When you absolutely must have a feel-good romantic comedy – Richard ‘Love Actually’ Curtis is your man – here he teams up with director Danny ‘Trainspotting’ Boyle to bring a musical spin to the well-worn boy / girl formula.
The plot sees struggling musician Jack Malik (Himesh Patel) whose lack of success is making him think he should just give up. The only people who seem to support his dreams are his childhood friend Nick (Harry Michell) and loyal manager Ellie (Lily James).
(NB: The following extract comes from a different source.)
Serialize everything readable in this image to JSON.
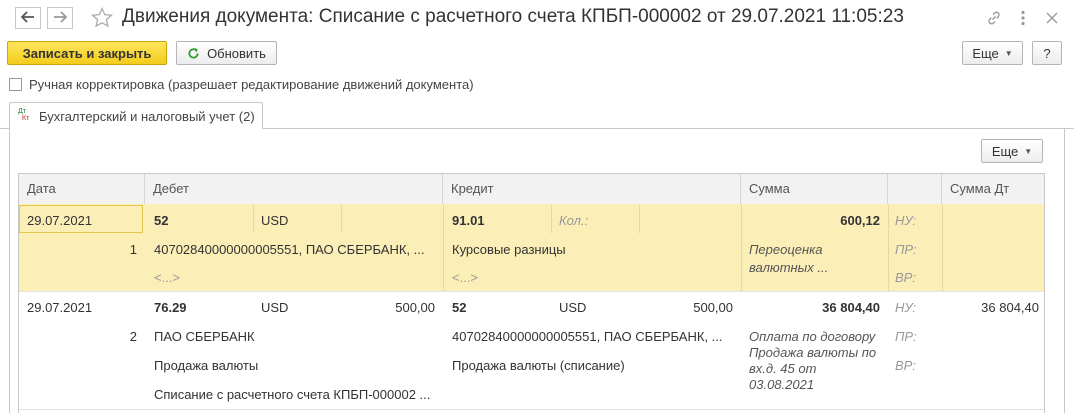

Jack’s world is rocked one night when a freak occurrence sees the whole world ‘lose’ memories of things like cigarettes and more importantly the band ‘The Beatles’… He gets hit by a bus and wakes up to discover that The Beatles have never existed so quickly sets about claiming their music as his own.
On the back of some of the best tunes the world has ever known Jack quickly becomes a massive star, but the price of fame is that he risks losing Ellie’s as yet unrequited love. Does getting to mix with the likes of Ed Sheeran (who delivers a nice cameo) and find worldwide fame make up for forsaking his true love?
Patel whose acting chops were cut in EastEnders is extremely likeable and can carry a tune which helps. Lily James is great as the girl next door high-school teacher and the two have winning chemistry which is essential to the love story at the heart of this slightly odd tale.
Sure, it gets gooey but it’s handled with Curtis’s stylish crowd-pleasing charm and Boyle directs with a confident hand even if there isn’t much room for him to dazzle with his trademark flair.
A mild element of peril is introduced as it appears that someone might be on to his plagiarism – will Jack be exposed as the sham that he is or can he find a way to pull off his superstar status and maybe win the heart of the girl too?
Yesterday’s masterstroke however is the tunes of The Beatles – they are so good that even as the predictable plot unfolds the sheer genius of the songs keeps you going. There’s enough humour and well-observed notes on fame and heartbreak to make this a worthwhile investment of time.
Smash hits and love – they say all you need is love but why not have both!